The Korean tech giant got busted last time when someone spotted a couple of photos from Getty Images that were used as sample selfies. It's a similar story this time around, with the original photographer discovering her handiwork on Samsung's Malaysian site. Dunja Djudjic then posted on her blog DIYPhotography to call the company out for not learning its lesson.

Djudjic uploaded her photos, taken with her powerful DSLR, to EyeEm and they were subsequently made available through its partner Getty. For a bit of fun, Djudjic did a reverse image search on Google to see if they had been used anywhere and then found Samsung presenting them as though they'd been taken by the Galaxy A8 Star variant.

As you can see from the images above, Samsung uses two versions of the image to illustrate the portrait mode blur variance. Djudjic's original photo (below) has a different background altogether, so the image has been heavily doctored with the subject cut out and used on a background of Samsung's choice.

You might think Samsung would be careful enough to admit this in the small print, but I found only the following disclaimer: "The contents within the screen are simulated images and are for demonstration purposes only." That refers to on-screen visuals only, with no mention of images presented as photo samples. There are other images on the page that I would bet are also stock images.

Samsung isn't the only OEM to get into hot water for this type of deception — Huawei got found out in hilarious circumstances earlier this year — and they probably won't be the last. All we can do is call them out in the hope that they'll be more honest with customers in the future.

Samsung has changed the wording on one of the two disclaimers on the site, but they forgot to change the main one at the very bottom of the page. See the two different versions below:

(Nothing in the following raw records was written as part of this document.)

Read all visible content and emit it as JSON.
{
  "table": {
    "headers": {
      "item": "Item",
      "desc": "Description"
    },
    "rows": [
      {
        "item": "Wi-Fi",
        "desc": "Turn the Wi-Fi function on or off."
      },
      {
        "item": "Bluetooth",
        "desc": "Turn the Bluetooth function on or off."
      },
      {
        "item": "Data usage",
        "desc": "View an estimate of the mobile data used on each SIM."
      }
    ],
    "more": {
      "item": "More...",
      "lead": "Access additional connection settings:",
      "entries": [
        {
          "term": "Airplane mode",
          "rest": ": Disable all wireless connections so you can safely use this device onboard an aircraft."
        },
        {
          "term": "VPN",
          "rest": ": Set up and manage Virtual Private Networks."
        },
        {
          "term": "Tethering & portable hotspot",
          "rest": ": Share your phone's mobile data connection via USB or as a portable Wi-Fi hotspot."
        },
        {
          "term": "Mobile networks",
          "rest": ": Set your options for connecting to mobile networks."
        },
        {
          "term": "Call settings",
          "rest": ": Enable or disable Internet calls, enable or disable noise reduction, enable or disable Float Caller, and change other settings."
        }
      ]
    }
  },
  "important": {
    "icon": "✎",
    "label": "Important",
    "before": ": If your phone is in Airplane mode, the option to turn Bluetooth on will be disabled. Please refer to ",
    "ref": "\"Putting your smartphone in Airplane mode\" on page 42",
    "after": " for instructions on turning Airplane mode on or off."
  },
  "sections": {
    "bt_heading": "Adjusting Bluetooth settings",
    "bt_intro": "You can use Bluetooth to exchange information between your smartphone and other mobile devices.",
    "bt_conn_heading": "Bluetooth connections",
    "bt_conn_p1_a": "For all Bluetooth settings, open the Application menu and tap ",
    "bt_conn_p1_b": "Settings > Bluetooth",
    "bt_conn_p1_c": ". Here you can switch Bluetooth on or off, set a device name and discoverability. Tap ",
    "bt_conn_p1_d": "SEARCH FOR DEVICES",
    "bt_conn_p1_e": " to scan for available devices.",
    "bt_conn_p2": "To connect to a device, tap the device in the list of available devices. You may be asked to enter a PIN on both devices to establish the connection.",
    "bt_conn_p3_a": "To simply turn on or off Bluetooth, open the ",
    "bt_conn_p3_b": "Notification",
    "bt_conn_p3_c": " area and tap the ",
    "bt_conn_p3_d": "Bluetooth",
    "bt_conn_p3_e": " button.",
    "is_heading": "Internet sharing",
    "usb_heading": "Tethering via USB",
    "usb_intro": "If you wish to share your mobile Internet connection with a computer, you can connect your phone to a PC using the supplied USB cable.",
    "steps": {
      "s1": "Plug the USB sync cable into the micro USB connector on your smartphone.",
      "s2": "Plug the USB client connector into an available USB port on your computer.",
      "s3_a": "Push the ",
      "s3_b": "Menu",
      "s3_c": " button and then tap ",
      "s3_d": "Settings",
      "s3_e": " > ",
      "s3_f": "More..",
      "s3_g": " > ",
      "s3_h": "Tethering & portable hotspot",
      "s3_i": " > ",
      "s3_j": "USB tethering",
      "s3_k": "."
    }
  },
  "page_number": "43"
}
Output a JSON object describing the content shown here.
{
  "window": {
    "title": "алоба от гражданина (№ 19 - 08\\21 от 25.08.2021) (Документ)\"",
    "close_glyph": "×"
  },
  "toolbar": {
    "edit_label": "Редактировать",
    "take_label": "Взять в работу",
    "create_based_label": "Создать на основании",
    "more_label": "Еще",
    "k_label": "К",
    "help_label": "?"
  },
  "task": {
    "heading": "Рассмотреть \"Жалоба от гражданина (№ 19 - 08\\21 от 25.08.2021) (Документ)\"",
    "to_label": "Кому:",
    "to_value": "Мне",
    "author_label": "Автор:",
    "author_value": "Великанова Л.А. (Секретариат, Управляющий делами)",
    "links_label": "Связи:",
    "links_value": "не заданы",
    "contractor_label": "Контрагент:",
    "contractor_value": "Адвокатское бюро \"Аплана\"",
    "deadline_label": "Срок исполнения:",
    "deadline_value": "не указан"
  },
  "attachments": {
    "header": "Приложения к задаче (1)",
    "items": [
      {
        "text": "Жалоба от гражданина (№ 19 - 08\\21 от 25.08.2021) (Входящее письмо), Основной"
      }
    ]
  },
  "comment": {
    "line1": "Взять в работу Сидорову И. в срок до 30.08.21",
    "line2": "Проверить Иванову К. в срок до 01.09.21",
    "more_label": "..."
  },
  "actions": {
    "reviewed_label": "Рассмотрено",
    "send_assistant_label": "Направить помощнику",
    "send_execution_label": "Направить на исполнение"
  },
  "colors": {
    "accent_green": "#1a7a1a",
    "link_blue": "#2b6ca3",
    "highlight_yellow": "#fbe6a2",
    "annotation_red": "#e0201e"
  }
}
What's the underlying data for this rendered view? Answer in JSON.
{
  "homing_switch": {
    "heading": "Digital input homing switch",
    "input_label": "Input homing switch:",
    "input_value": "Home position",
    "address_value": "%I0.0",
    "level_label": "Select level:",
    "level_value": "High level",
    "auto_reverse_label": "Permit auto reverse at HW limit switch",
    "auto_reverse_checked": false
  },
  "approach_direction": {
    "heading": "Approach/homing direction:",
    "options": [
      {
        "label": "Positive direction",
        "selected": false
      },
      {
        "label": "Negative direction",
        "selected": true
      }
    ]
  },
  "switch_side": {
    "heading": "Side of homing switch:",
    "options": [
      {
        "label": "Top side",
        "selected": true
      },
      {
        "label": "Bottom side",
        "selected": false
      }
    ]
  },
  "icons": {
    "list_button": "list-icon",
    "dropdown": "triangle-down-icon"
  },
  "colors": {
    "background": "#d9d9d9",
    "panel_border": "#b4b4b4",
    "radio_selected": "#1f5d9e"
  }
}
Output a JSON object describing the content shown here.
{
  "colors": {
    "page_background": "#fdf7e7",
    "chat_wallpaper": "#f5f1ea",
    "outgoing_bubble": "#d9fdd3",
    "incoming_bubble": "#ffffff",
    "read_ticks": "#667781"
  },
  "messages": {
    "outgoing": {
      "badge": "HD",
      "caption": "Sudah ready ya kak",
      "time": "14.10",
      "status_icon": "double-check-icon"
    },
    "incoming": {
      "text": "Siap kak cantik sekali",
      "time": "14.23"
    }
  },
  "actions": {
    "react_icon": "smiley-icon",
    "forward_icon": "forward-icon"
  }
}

Old — "The contents within the screen are simulated images and are for demonstration purposes only."

New — "The contents within the screen and images are simulated for illustrative purposes only."